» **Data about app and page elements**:

○ ○ ○ ○ ○ ○ ○

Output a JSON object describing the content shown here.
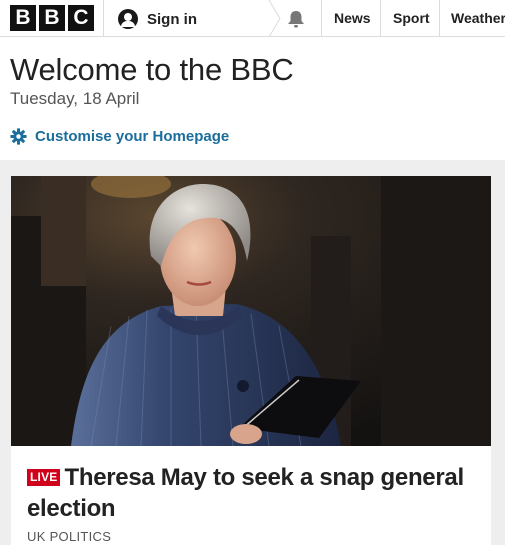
{
  "header": {
    "logo_letters": [
      "B",
      "B",
      "C"
    ],
    "signin_label": "Sign in",
    "nav": [
      {
        "label": "News"
      },
      {
        "label": "Sport"
      },
      {
        "label": "Weather"
      }
    ]
  },
  "welcome": {
    "title": "Welcome to the BBC",
    "date": "Tuesday, 18 April",
    "customise_label": "Customise your Homepage"
  },
  "story": {
    "live_badge": "LIVE",
    "headline": "Theresa May to seek a snap general election",
    "category": "UK POLITICS",
    "image_icon": "news-photo"
  },
  "colors": {
    "link_blue": "#1b6e9b",
    "live_red": "#d0021b",
    "band_grey": "#eeeeee"
  }
}
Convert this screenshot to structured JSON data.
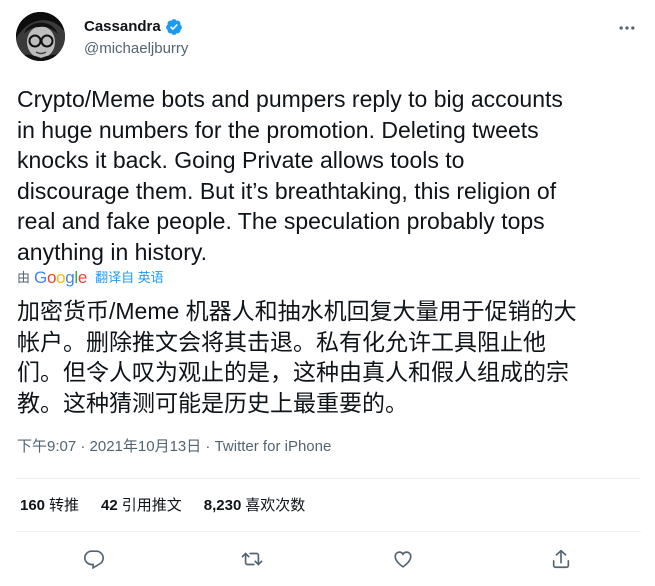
{
  "author": {
    "name": "Cassandra",
    "handle": "@michaeljburry",
    "verified": true
  },
  "tweet": {
    "text_en": "Crypto/Meme bots and pumpers reply to big accounts\nin huge numbers for the promotion. Deleting tweets\nknocks it back. Going Private allows tools to\ndiscourage them. But it’s breathtaking, this religion of\nreal and fake people. The speculation probably tops\nanything in history.",
    "translated_by_prefix": "由",
    "translated_by_brand": "Google",
    "translated_from_label": "翻译自 英语",
    "text_zh": "加密货币/Meme 机器人和抽水机回复大量用于促销的大\n帐户。删除推文会将其击退。私有化允许工具阻止他\n们。但令人叹为观止的是，这种由真人和假人组成的宗\n教。这种猜测可能是历史上最重要的。",
    "meta": "下午9:07 · 2021年10月13日 · Twitter for iPhone"
  },
  "stats": {
    "retweets_count": "160",
    "retweets_label": "转推",
    "quotes_count": "42",
    "quotes_label": "引用推文",
    "likes_count": "8,230",
    "likes_label": "喜欢次数"
  },
  "colors": {
    "text": "#0f1419",
    "secondary": "#536471",
    "accent": "#1d9bf0",
    "divider": "#eff3f4"
  },
  "icons": [
    "verified-badge-icon",
    "more-icon",
    "reply-icon",
    "retweet-icon",
    "like-icon",
    "share-icon"
  ]
}
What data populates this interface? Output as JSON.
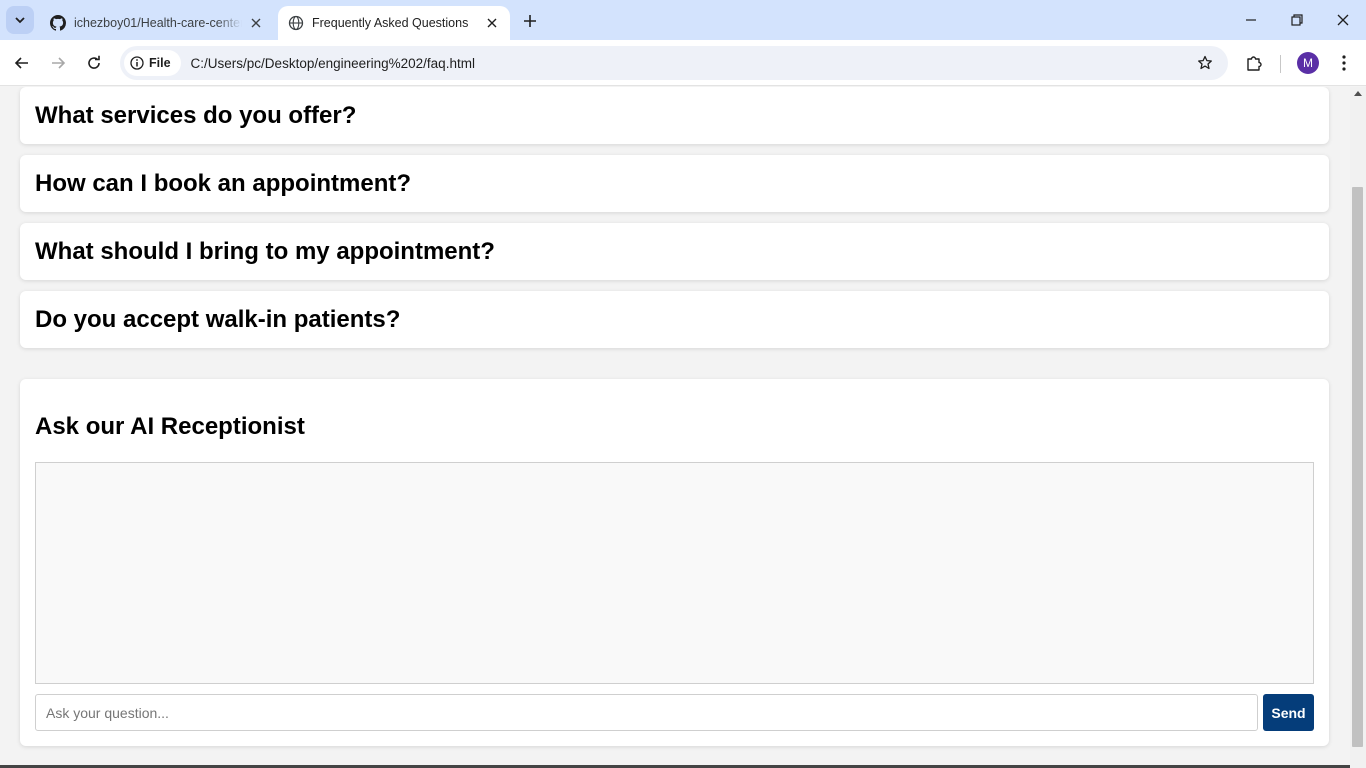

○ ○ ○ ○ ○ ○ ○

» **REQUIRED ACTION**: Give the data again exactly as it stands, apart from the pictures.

» **COMPLETED TASK**:
Output a JSON object describing the content shown here.
{
  "header": {
    "logo_letters": [
      "B",
      "B",
      "C"
    ],
    "signin_label": "Sign in",
    "nav": [
      {
        "label": "News"
      },
      {
        "label": "Sport"
      },
      {
        "label": "Weather"
      }
    ]
  },
  "welcome": {
    "title": "Welcome to the BBC",
    "date": "Tuesday, 18 April",
    "customise_label": "Customise your Homepage"
  },
  "story": {
    "live_badge": "LIVE",
    "headline": "Theresa May to seek a snap general election",
    "category": "UK POLITICS",
    "image_icon": "news-photo"
  },
  "colors": {
    "link_blue": "#1b6e9b",
    "live_red": "#d0021b",
    "band_grey": "#eeeeee"
  }
}
Convert this screenshot to structured JSON data.
{
  "author": {
    "name": "Cassandra",
    "handle": "@michaeljburry",
    "verified": true
  },
  "tweet": {
    "text_en": "Crypto/Meme bots and pumpers reply to big accounts\nin huge numbers for the promotion. Deleting tweets\nknocks it back. Going Private allows tools to\ndiscourage them. But it’s breathtaking, this religion of\nreal and fake people. The speculation probably tops\nanything in history.",
    "translated_by_prefix": "由",
    "translated_by_brand": "Google",
    "translated_from_label": "翻译自 英语",
    "text_zh": "加密货币/Meme 机器人和抽水机回复大量用于促销的大\n帐户。删除推文会将其击退。私有化允许工具阻止他\n们。但令人叹为观止的是，这种由真人和假人组成的宗\n教。这种猜测可能是历史上最重要的。",
    "meta": "下午9:07 · 2021年10月13日 · Twitter for iPhone"
  },
  "stats": {
    "retweets_count": "160",
    "retweets_label": "转推",
    "quotes_count": "42",
    "quotes_label": "引用推文",
    "likes_count": "8,230",
    "likes_label": "喜欢次数"
  },
  "colors": {
    "text": "#0f1419",
    "secondary": "#536471",
    "accent": "#1d9bf0",
    "divider": "#eff3f4"
  },
  "icons": [
    "verified-badge-icon",
    "more-icon",
    "reply-icon",
    "retweet-icon",
    "like-icon",
    "share-icon"
  ]
}
What data populates this interface? Output as JSON.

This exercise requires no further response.